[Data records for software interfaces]
★ ★ ★ ★

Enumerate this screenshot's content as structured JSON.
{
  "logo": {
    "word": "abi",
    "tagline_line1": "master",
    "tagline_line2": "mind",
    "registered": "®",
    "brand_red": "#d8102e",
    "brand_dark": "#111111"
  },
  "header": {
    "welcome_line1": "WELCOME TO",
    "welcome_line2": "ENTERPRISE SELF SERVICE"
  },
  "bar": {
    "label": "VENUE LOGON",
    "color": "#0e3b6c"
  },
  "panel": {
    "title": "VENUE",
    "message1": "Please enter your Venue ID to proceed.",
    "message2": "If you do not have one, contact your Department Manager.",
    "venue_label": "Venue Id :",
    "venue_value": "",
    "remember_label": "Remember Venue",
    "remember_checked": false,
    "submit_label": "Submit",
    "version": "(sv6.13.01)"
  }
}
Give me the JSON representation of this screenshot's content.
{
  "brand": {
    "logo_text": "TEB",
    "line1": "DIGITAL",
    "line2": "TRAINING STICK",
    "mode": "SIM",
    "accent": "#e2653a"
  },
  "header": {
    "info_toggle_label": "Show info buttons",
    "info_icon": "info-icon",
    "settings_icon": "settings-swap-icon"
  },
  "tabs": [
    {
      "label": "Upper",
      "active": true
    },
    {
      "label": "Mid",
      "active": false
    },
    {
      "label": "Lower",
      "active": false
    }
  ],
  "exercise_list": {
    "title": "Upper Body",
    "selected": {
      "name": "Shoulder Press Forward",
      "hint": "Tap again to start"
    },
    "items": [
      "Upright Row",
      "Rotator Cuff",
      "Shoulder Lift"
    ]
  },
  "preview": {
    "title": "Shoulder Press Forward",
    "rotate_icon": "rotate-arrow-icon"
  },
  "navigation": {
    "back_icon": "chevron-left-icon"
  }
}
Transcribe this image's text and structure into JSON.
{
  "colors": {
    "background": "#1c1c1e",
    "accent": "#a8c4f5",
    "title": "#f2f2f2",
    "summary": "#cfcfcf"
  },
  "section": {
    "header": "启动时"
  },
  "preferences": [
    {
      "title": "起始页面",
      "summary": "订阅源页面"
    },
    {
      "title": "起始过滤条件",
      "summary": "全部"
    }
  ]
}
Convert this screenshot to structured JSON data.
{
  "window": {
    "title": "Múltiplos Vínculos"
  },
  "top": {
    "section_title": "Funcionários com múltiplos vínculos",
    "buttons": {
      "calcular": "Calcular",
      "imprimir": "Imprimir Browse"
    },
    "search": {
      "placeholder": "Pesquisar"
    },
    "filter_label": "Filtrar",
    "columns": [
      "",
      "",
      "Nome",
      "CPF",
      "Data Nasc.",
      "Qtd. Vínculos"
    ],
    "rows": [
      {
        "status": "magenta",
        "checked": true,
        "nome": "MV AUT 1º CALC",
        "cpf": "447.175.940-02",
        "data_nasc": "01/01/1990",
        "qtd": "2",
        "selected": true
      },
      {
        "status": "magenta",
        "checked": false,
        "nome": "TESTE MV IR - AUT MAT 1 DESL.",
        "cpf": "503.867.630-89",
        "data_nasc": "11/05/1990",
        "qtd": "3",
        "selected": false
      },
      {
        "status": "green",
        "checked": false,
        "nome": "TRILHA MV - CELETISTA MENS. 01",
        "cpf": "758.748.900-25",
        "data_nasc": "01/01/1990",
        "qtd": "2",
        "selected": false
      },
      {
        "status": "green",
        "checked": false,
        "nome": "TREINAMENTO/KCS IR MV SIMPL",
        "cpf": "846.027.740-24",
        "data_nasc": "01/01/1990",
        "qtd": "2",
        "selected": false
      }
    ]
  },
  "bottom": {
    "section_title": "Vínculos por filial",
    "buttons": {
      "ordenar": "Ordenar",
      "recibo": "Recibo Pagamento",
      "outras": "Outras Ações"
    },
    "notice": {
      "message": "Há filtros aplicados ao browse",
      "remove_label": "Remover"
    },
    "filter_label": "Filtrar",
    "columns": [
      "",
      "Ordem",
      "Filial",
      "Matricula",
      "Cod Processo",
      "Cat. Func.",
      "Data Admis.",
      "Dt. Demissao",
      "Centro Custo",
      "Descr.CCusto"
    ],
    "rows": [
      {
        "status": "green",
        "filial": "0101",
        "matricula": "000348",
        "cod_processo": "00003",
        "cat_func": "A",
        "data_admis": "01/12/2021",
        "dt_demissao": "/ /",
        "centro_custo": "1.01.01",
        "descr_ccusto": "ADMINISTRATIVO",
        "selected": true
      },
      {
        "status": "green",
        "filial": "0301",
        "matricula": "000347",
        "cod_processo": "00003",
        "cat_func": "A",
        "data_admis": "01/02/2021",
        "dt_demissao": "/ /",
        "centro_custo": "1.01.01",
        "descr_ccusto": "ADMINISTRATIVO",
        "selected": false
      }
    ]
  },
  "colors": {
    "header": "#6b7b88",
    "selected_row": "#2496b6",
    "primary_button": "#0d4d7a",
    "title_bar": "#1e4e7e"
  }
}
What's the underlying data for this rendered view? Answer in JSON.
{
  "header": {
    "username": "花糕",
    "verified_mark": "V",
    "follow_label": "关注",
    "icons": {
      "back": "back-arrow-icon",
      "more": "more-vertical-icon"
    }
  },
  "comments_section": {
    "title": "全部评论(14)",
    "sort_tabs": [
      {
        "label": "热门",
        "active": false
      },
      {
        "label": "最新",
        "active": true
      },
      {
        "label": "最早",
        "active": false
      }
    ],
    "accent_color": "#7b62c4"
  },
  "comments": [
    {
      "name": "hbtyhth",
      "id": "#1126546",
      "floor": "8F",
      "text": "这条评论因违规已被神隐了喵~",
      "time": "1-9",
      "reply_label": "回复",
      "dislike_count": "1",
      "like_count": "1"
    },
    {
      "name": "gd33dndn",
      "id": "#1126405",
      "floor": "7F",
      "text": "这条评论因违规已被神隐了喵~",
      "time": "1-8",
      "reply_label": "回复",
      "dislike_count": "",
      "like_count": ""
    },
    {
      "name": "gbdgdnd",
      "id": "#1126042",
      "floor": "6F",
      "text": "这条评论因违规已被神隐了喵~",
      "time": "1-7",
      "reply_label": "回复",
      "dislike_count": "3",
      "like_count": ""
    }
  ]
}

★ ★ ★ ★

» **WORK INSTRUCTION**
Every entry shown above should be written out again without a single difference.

» **RESULT OF THIS TASK**
Enumerate this screenshot's content as structured JSON.
{
  "logo": {
    "word": "abi",
    "tagline_line1": "master",
    "tagline_line2": "mind",
    "registered": "®",
    "brand_red": "#d8102e",
    "brand_dark": "#111111"
  },
  "header": {
    "welcome_line1": "WELCOME TO",
    "welcome_line2": "ENTERPRISE SELF SERVICE"
  },
  "bar": {
    "label": "VENUE LOGON",
    "color": "#0e3b6c"
  },
  "panel": {
    "title": "VENUE",
    "message1": "Please enter your Venue ID to proceed.",
    "message2": "If you do not have one, contact your Department Manager.",
    "venue_label": "Venue Id :",
    "venue_value": "",
    "remember_label": "Remember Venue",
    "remember_checked": false,
    "submit_label": "Submit",
    "version": "(sv6.13.01)"
  }
}
Give me the JSON representation of this screenshot's content.
{
  "brand": {
    "logo_text": "TEB",
    "line1": "DIGITAL",
    "line2": "TRAINING STICK",
    "mode": "SIM",
    "accent": "#e2653a"
  },
  "header": {
    "info_toggle_label": "Show info buttons",
    "info_icon": "info-icon",
    "settings_icon": "settings-swap-icon"
  },
  "tabs": [
    {
      "label": "Upper",
      "active": true
    },
    {
      "label": "Mid",
      "active": false
    },
    {
      "label": "Lower",
      "active": false
    }
  ],
  "exercise_list": {
    "title": "Upper Body",
    "selected": {
      "name": "Shoulder Press Forward",
      "hint": "Tap again to start"
    },
    "items": [
      "Upright Row",
      "Rotator Cuff",
      "Shoulder Lift"
    ]
  },
  "preview": {
    "title": "Shoulder Press Forward",
    "rotate_icon": "rotate-arrow-icon"
  },
  "navigation": {
    "back_icon": "chevron-left-icon"
  }
}
Transcribe this image's text and structure into JSON.
{
  "colors": {
    "background": "#1c1c1e",
    "accent": "#a8c4f5",
    "title": "#f2f2f2",
    "summary": "#cfcfcf"
  },
  "section": {
    "header": "启动时"
  },
  "preferences": [
    {
      "title": "起始页面",
      "summary": "订阅源页面"
    },
    {
      "title": "起始过滤条件",
      "summary": "全部"
    }
  ]
}
Convert this screenshot to structured JSON data.
{
  "window": {
    "title": "Múltiplos Vínculos"
  },
  "top": {
    "section_title": "Funcionários com múltiplos vínculos",
    "buttons": {
      "calcular": "Calcular",
      "imprimir": "Imprimir Browse"
    },
    "search": {
      "placeholder": "Pesquisar"
    },
    "filter_label": "Filtrar",
    "columns": [
      "",
      "",
      "Nome",
      "CPF",
      "Data Nasc.",
      "Qtd. Vínculos"
    ],
    "rows": [
      {
        "status": "magenta",
        "checked": true,
        "nome": "MV AUT 1º CALC",
        "cpf": "447.175.940-02",
        "data_nasc": "01/01/1990",
        "qtd": "2",
        "selected": true
      },
      {
        "status": "magenta",
        "checked": false,
        "nome": "TESTE MV IR - AUT MAT 1 DESL.",
        "cpf": "503.867.630-89",
        "data_nasc": "11/05/1990",
        "qtd": "3",
        "selected": false
      },
      {
        "status": "green",
        "checked": false,
        "nome": "TRILHA MV - CELETISTA MENS. 01",
        "cpf": "758.748.900-25",
        "data_nasc": "01/01/1990",
        "qtd": "2",
        "selected": false
      },
      {
        "status": "green",
        "checked": false,
        "nome": "TREINAMENTO/KCS IR MV SIMPL",
        "cpf": "846.027.740-24",
        "data_nasc": "01/01/1990",
        "qtd": "2",
        "selected": false
      }
    ]
  },
  "bottom": {
    "section_title": "Vínculos por filial",
    "buttons": {
      "ordenar": "Ordenar",
      "recibo": "Recibo Pagamento",
      "outras": "Outras Ações"
    },
    "notice": {
      "message": "Há filtros aplicados ao browse",
      "remove_label": "Remover"
    },
    "filter_label": "Filtrar",
    "columns": [
      "",
      "Ordem",
      "Filial",
      "Matricula",
      "Cod Processo",
      "Cat. Func.",
      "Data Admis.",
      "Dt. Demissao",
      "Centro Custo",
      "Descr.CCusto"
    ],
    "rows": [
      {
        "status": "green",
        "filial": "0101",
        "matricula": "000348",
        "cod_processo": "00003",
        "cat_func": "A",
        "data_admis": "01/12/2021",
        "dt_demissao": "/ /",
        "centro_custo": "1.01.01",
        "descr_ccusto": "ADMINISTRATIVO",
        "selected": true
      },
      {
        "status": "green",
        "filial": "0301",
        "matricula": "000347",
        "cod_processo": "00003",
        "cat_func": "A",
        "data_admis": "01/02/2021",
        "dt_demissao": "/ /",
        "centro_custo": "1.01.01",
        "descr_ccusto": "ADMINISTRATIVO",
        "selected": false
      }
    ]
  },
  "colors": {
    "header": "#6b7b88",
    "selected_row": "#2496b6",
    "primary_button": "#0d4d7a",
    "title_bar": "#1e4e7e"
  }
}
What's the underlying data for this rendered view? Answer in JSON.
{
  "header": {
    "username": "花糕",
    "verified_mark": "V",
    "follow_label": "关注",
    "icons": {
      "back": "back-arrow-icon",
      "more": "more-vertical-icon"
    }
  },
  "comments_section": {
    "title": "全部评论(14)",
    "sort_tabs": [
      {
        "label": "热门",
        "active": false
      },
      {
        "label": "最新",
        "active": true
      },
      {
        "label": "最早",
        "active": false
      }
    ],
    "accent_color": "#7b62c4"
  },
  "comments": [
    {
      "name": "hbtyhth",
      "id": "#1126546",
      "floor": "8F",
      "text": "这条评论因违规已被神隐了喵~",
      "time": "1-9",
      "reply_label": "回复",
      "dislike_count": "1",
      "like_count": "1"
    },
    {
      "name": "gd33dndn",
      "id": "#1126405",
      "floor": "7F",
      "text": "这条评论因违规已被神隐了喵~",
      "time": "1-8",
      "reply_label": "回复",
      "dislike_count": "",
      "like_count": ""
    },
    {
      "name": "gbdgdnd",
      "id": "#1126042",
      "floor": "6F",
      "text": "这条评论因违规已被神隐了喵~",
      "time": "1-7",
      "reply_label": "回复",
      "dislike_count": "3",
      "like_count": ""
    }
  ]
}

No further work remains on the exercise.